▶ Source data
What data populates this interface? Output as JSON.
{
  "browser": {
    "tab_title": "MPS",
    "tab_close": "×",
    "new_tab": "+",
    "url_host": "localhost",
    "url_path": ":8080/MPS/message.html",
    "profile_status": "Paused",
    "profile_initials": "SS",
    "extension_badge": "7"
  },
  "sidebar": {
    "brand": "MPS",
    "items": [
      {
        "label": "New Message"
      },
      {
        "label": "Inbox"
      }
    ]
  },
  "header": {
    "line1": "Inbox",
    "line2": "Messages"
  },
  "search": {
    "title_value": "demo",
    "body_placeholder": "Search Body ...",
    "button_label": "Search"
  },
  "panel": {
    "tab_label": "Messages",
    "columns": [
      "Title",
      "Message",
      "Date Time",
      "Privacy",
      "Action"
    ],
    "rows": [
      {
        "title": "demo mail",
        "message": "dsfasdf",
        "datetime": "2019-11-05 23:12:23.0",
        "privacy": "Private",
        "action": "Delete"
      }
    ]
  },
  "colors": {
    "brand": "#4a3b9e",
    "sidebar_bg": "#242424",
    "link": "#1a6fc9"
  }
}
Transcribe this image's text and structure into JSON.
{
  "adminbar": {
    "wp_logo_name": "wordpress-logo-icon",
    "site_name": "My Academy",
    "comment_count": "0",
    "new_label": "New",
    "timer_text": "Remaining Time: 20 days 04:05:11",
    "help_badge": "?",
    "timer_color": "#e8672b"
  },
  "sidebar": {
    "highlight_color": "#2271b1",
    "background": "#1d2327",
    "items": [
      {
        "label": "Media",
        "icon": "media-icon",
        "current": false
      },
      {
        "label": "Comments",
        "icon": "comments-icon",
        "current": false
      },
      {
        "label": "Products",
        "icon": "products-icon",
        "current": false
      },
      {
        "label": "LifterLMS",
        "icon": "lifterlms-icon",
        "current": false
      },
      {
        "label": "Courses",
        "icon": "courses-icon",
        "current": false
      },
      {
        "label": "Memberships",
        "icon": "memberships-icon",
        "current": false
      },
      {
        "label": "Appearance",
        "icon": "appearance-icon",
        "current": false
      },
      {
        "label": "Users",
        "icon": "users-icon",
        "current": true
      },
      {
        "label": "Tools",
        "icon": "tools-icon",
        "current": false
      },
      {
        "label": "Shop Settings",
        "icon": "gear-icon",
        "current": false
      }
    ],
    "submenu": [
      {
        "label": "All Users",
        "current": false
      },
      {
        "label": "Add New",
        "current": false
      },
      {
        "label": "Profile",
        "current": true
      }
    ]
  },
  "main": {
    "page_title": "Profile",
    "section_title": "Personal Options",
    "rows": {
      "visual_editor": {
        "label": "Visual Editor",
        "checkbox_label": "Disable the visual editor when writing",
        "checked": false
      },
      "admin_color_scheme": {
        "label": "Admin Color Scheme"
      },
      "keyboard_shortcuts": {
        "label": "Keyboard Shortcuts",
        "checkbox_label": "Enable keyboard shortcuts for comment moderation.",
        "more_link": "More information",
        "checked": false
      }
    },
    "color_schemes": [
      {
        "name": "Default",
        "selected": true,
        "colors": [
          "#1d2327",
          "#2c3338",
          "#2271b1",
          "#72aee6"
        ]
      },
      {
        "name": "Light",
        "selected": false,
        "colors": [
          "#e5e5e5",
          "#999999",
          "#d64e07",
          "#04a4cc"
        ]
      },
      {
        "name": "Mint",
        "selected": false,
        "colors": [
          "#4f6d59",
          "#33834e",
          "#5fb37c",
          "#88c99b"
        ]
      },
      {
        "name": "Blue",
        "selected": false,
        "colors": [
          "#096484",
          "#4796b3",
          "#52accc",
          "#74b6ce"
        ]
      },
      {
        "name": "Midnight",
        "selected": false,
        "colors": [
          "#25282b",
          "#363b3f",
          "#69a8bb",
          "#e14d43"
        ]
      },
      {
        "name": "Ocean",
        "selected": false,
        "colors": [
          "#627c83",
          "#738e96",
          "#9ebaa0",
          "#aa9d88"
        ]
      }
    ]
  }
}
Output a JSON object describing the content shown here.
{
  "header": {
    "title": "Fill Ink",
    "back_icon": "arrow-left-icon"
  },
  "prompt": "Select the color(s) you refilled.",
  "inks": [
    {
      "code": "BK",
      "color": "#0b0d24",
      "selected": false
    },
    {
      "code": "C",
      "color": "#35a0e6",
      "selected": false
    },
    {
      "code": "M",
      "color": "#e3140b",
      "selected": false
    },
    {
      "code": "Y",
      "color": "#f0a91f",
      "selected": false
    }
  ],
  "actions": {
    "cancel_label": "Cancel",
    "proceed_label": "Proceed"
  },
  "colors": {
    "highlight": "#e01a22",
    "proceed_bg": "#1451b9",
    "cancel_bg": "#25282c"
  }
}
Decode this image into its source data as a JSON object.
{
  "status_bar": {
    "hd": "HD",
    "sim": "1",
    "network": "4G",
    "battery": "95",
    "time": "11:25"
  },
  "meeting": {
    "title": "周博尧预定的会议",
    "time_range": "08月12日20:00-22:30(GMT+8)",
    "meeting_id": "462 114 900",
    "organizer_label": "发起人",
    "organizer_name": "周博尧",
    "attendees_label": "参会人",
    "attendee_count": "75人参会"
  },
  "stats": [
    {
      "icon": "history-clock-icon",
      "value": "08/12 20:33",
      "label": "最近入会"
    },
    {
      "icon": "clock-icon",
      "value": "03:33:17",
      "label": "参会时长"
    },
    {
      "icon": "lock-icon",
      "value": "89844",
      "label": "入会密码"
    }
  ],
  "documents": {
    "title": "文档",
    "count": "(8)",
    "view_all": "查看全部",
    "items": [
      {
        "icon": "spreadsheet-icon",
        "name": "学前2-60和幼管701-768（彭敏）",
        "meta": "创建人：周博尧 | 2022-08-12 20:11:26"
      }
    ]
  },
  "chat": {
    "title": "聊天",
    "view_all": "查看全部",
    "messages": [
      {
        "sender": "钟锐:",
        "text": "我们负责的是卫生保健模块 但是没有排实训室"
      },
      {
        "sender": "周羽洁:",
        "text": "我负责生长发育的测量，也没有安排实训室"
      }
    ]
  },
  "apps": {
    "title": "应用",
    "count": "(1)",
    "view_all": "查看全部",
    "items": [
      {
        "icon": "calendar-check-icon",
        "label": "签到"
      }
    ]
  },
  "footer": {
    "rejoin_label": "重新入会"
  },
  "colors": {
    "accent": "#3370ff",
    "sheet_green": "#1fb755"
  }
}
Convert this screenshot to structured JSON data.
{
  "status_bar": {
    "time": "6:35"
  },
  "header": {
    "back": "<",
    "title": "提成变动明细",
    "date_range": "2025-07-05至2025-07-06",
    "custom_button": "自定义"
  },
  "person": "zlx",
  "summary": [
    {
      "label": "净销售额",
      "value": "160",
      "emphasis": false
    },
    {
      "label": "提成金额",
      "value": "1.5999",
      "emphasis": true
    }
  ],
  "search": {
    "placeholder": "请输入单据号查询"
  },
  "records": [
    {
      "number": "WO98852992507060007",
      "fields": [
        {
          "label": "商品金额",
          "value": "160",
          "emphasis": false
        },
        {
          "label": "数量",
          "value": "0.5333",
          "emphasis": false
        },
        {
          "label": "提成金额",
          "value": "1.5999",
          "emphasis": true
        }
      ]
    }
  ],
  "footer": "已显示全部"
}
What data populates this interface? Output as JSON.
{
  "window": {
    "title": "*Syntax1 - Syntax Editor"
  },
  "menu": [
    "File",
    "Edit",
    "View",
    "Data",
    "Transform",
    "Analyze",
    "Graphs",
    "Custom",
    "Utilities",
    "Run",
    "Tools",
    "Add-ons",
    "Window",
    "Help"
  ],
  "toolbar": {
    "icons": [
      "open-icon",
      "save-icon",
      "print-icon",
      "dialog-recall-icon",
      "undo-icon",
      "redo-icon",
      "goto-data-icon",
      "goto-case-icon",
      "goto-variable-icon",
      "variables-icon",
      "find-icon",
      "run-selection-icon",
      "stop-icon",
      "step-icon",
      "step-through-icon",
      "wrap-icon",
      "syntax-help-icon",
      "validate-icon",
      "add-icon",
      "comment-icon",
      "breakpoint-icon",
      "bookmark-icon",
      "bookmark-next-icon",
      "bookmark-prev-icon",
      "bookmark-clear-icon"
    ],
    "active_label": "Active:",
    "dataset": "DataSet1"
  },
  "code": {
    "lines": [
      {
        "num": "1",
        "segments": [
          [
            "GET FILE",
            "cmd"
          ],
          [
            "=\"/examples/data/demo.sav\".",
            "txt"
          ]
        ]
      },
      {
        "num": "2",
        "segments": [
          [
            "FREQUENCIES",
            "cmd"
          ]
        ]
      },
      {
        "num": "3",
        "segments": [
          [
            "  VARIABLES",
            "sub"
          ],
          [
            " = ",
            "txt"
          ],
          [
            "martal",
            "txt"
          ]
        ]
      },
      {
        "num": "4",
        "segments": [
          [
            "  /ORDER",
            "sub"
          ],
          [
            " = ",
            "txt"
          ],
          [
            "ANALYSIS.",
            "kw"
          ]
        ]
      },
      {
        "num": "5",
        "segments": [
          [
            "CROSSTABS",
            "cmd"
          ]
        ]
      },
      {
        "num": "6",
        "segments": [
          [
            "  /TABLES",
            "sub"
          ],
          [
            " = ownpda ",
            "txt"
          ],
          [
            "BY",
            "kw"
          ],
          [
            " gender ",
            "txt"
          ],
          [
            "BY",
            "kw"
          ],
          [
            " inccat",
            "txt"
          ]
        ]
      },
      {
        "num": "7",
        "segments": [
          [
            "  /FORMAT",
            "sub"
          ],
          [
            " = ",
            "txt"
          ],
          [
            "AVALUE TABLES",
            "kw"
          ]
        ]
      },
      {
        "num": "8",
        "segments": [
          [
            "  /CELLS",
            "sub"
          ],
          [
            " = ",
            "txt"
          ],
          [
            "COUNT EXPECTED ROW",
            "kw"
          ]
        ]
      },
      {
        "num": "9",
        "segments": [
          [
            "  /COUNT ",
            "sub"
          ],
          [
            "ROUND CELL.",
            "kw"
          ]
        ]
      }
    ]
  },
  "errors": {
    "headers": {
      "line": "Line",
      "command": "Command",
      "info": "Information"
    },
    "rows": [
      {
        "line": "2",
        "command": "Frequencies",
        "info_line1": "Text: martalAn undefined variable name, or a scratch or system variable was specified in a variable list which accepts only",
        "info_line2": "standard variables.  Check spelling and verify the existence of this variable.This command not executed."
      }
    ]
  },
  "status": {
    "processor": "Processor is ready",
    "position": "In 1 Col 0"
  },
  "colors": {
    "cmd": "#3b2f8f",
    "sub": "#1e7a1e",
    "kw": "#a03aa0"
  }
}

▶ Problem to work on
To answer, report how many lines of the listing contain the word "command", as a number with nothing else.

▶ Exercise response
3